Photoshop is one of the few tools I felt I needed some handholding to begin to understand (and, for the sake of my marriage, the hand holder could not be my husband), so I jumped at the chance when I saw the workshop advertised. It cost $50 and included a catered lunch. There was a workshop leader and then a mentor for every 3 participants (these people volunteered their time to help out) which meant that there was always someone around to help if I got stuck.

I met some interesting people and above all, learned the basics of navigating the arcane (ok, now a little less for me) world of Photoshop! I was even able to put my new found skills to work on Monday, when I designed the following poster using Photoshop:

Used Book Sale Poster

It was way easier than using word or powerpoint (which is what I have been using) once I finally understood the advantage of layers. Okay, so I have a ways to go in terms of design, but it’s a start!

I would definitely recommend Ladies Learning Code if you want to learn something new (they give introductory workshops on html, CSS, etc.) Their next workshop is a mother/daughter introduction to html/css. Check it out!

Now can anybody tell me what the heck rasterizing means?

Stand Up For Your Right…to live longer and healthier

Okay, so yesterday was the last straw.

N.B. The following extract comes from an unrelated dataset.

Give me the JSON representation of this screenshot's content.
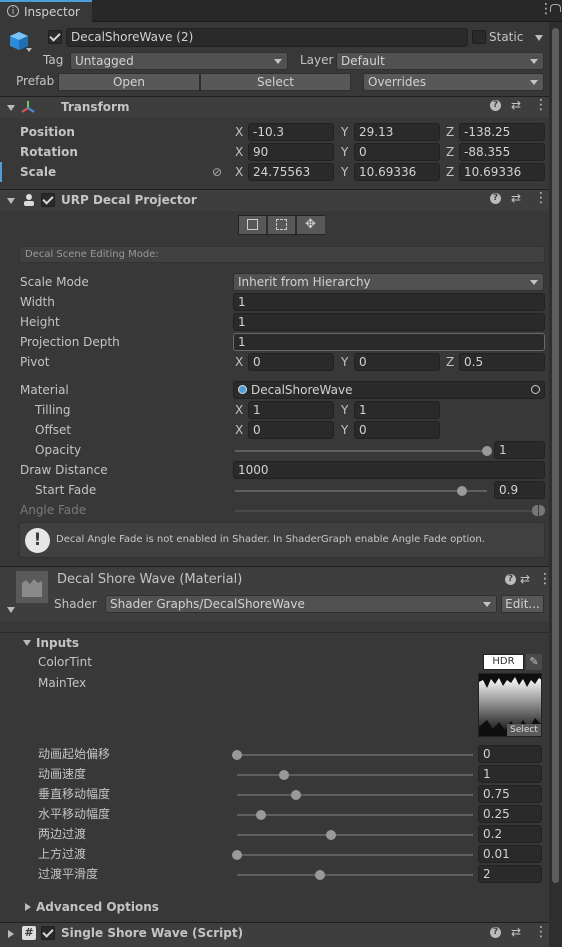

I was sitting for about the fourth consecutive hour, focussing on putting my new found Photoshop skills into practice (more on that later) and Ideas in the Afternoon comes on the CBC. What was the topic? Well, okay, it was mainly about walking but a big part of it was how sitting is becoming the new epidemic.

Now, I have written about this before. Talked anyone who has the misfortune of being in my vicinity ears off about it. And yet, there I was, sitting my way to an early death (You say I exaggerate? whatever. Hyperbole is an effective literary technique in order to demonstrate my point, I riposte).

So I did something about it. Here is my first attempt at a standing desk:

photo 3

It took five minutes. Okay, okay, it was aesthetically displeasing and not so ergonomic, but it got me standing. Issues were that the screen was too low and the mouse didn’t work so well on the dirty box surface.

So this morning, I tried putting all those unused National Geographics to use (I dusted them before though):

photo 1 photo 2

It looks better, I can adjust the height and the mouse works way better.  I am sure I will be making some adjustments but so far so good. Not sure about the actual ergonomics- I have tried to make it so my elbows fall naturally at my side and my wrist is not at a bad angle, but I am not sure if I am doing it right- I would have to defer to an expert on that…

Now, I will let you know how it feels to be standing instead of sitting all day…